● Required work
Repeat the listing in full, exactly as it stands.

● Supplied records

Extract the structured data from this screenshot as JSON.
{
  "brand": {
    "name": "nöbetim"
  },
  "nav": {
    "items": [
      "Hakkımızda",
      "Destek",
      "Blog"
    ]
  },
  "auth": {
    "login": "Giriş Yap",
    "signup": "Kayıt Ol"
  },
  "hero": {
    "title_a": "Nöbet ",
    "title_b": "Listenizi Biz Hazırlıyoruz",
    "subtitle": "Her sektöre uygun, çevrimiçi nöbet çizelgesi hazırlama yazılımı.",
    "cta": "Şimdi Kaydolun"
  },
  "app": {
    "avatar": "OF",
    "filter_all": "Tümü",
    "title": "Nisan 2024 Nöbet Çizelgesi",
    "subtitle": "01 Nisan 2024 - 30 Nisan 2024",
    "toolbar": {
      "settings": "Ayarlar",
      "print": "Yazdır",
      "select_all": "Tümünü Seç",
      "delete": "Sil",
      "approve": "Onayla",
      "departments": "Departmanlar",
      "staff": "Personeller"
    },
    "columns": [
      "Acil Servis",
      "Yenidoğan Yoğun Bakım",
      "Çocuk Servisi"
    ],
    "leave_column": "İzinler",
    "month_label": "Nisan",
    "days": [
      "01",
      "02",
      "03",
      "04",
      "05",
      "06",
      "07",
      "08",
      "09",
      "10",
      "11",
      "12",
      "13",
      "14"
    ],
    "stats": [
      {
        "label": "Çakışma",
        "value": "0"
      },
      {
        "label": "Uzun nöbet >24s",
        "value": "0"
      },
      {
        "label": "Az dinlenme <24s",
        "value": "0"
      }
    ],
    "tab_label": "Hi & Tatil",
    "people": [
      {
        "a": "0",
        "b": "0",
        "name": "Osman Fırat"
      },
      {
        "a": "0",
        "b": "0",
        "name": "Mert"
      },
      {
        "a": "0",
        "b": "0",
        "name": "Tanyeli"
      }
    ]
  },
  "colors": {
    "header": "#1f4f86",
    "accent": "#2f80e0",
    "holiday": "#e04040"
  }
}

● Solution
Extract the structured data from this screenshot as JSON.
{
  "brand": {
    "name": "nöbetim"
  },
  "nav": {
    "items": [
      "Hakkımızda",
      "Destek",
      "Blog"
    ]
  },
  "auth": {
    "login": "Giriş Yap",
    "signup": "Kayıt Ol"
  },
  "hero": {
    "title_a": "Nöbet ",
    "title_b": "Listenizi Biz Hazırlıyoruz",
    "subtitle": "Her sektöre uygun, çevrimiçi nöbet çizelgesi hazırlama yazılımı.",
    "cta": "Şimdi Kaydolun"
  },
  "app": {
    "avatar": "OF",
    "filter_all": "Tümü",
    "title": "Nisan 2024 Nöbet Çizelgesi",
    "subtitle": "01 Nisan 2024 - 30 Nisan 2024",
    "toolbar": {
      "settings": "Ayarlar",
      "print": "Yazdır",
      "select_all": "Tümünü Seç",
      "delete": "Sil",
      "approve": "Onayla",
      "departments": "Departmanlar",
      "staff": "Personeller"
    },
    "columns": [
      "Acil Servis",
      "Yenidoğan Yoğun Bakım",
      "Çocuk Servisi"
    ],
    "leave_column": "İzinler",
    "month_label": "Nisan",
    "days": [
      "01",
      "02",
      "03",
      "04",
      "05",
      "06",
      "07",
      "08",
      "09",
      "10",
      "11",
      "12",
      "13",
      "14"
    ],
    "stats": [
      {
        "label": "Çakışma",
        "value": "0"
      },
      {
        "label": "Uzun nöbet >24s",
        "value": "0"
      },
      {
        "label": "Az dinlenme <24s",
        "value": "0"
      }
    ],
    "tab_label": "Hi & Tatil",
    "people": [
      {
        "a": "0",
        "b": "0",
        "name": "Osman Fırat"
      },
      {
        "a": "0",
        "b": "0",
        "name": "Mert"
      },
      {
        "a": "0",
        "b": "0",
        "name": "Tanyeli"
      }
    ]
  },
  "colors": {
    "header": "#1f4f86",
    "accent": "#2f80e0",
    "holiday": "#e04040"
  }
}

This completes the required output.